Verses 6-10 read as though someone found David's "no-sleep" oath, and then exhorted Israel to assemble to pray for him (cf. the Song of the Ark in Num. 10:35-36).
Afterwards, the psalmist rehearses God's promise to David and his descendants that if they keep the covenant, they will reign in Jerusalem (vv. 11-12; cf. 2 Sam. 7:12).
Yahweh had already decided to bless Zion forever with His presence, provision and salvation (vv. 13-18).
[Although God's covenant with David was unconditional, blessings upon individual sons depended upon their faithfulness to the LORD].
The Refreshment of Spiritual Unity
David compares unity among brethren (v. 1) to two refreshing events:
(1) the time when anointing oil was poured upon the head of the high priest Aaron and flowed down his garments (v. 2), and
(2) the time when heavenly dew descends upon the mountains of Jerusalem where the LORD "commanded the blessing—life forevermore" (v. 3).
Blessings (represented by flowing oil and water) extend to all community members.
[When relationships among the brethren are right, the blessings in church life can almost resemble heaven].
Bless the LORD--No Matter What
This song functions either as a command or as an exhortation to the nightwatchmen to praise the LORD while they stand guard in the temple.
It is also a prayer that the LORD, the Creator, might bless them (vv. 1-3).

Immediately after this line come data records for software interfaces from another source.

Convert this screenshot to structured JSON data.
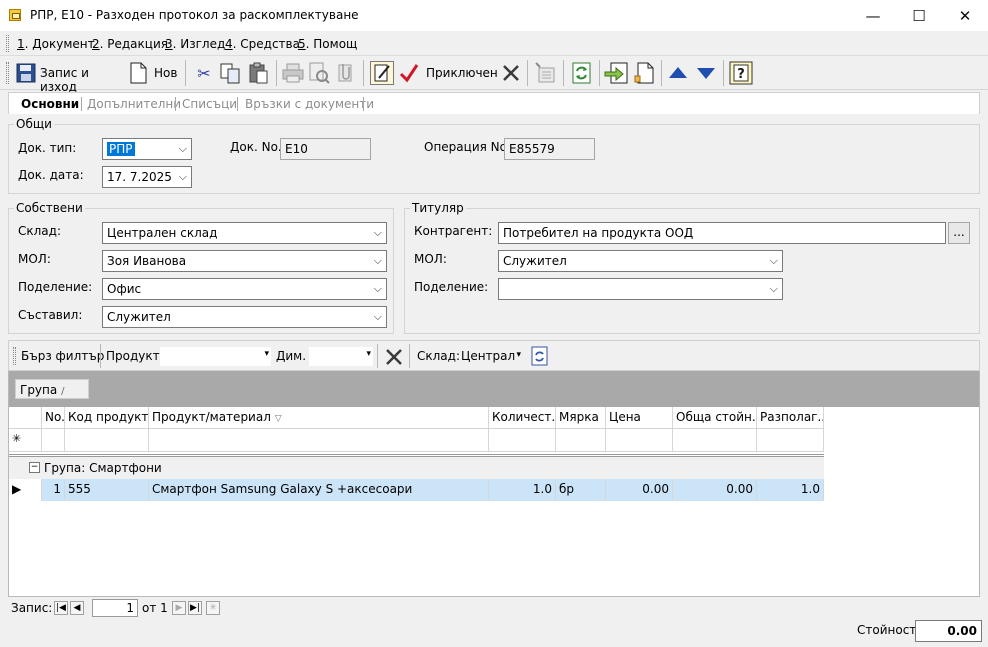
{
  "window": {
    "title": "РПР, E10 - Разходен протокол за раскомплектуване",
    "minimize": "—",
    "maximize": "☐",
    "close": "✕"
  },
  "menu": {
    "items": [
      {
        "key": "1",
        "label": ". Документ"
      },
      {
        "key": "2",
        "label": ". Редакция"
      },
      {
        "key": "3",
        "label": ". Изглед"
      },
      {
        "key": "4",
        "label": ". Средства"
      },
      {
        "key": "5",
        "label": ". Помощ"
      }
    ]
  },
  "toolbar": {
    "save_exit_label": "Запис и изход",
    "new_label": "Нов",
    "finished_label": "Приключен"
  },
  "tabs": [
    {
      "label": "Основни"
    },
    {
      "label": "Допълнителни"
    },
    {
      "label": "Списъци"
    },
    {
      "label": "Връзки с документи"
    }
  ],
  "general": {
    "title": "Общи",
    "doc_type_label": "Док. тип:",
    "doc_type_value": "РПР",
    "doc_no_label": "Док. No.",
    "doc_no_value": "E10",
    "op_no_label": "Операция No.",
    "op_no_value": "E85579",
    "doc_date_label": "Док. дата:",
    "doc_date_value": "17.  7.2025"
  },
  "own": {
    "title": "Собствени",
    "warehouse_label": "Склад:",
    "warehouse_value": "Централен склад",
    "mol_label": "МОЛ:",
    "mol_value": "Зоя Иванова",
    "division_label": "Поделение:",
    "division_value": "Офис",
    "composer_label": "Съставил:",
    "composer_value": "Служител"
  },
  "holder": {
    "title": "Титуляр",
    "partner_label": "Контрагент:",
    "partner_value": "Потребител на продукта ООД",
    "partner_button": "...",
    "mol_label": "МОЛ:",
    "mol_value": "Служител",
    "division_label": "Поделение:",
    "division_value": ""
  },
  "filter": {
    "quick_filter_label": "Бърз филтър",
    "product_label": "Продукт:",
    "dim_label": "Дим.",
    "warehouse_label": "Склад:",
    "warehouse_value": "Централ"
  },
  "grid": {
    "group_chip": "Група",
    "group_chip_sort": "/",
    "columns": [
      "No.",
      "Код продукт...",
      "Продукт/материал",
      "Количест...",
      "Мярка",
      "Цена",
      "Обща стойн...",
      "Разполаг..."
    ],
    "sort_marker": "▽",
    "new_row_marker": "✳",
    "group_expander": "−",
    "group_row_label": "Група: Смартфони",
    "current_row_marker": "▶",
    "rows": [
      {
        "no": "1",
        "code": "555",
        "name": "Смартфон Samsung Galaxy S +аксесоари",
        "qty": "1.0",
        "unit": "бр",
        "price": "0.00",
        "total": "0.00",
        "available": "1.0"
      }
    ]
  },
  "navigator": {
    "record_label": "Запис:",
    "current": "1",
    "of_label": "от 1"
  },
  "footer": {
    "value_label": "Стойност:",
    "value": "0.00"
  }
}
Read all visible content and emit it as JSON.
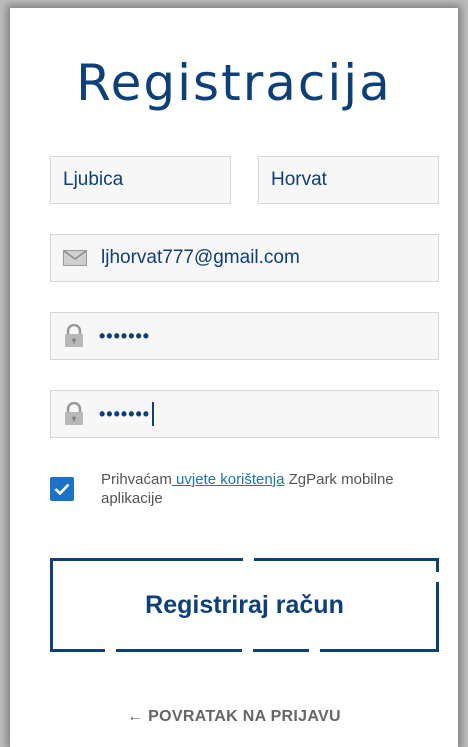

[Whatever you do and wherever you are, you should not neglect to bless the LORD: a fitting way to conclude the Songs of Ascents].
© 2013 glynch1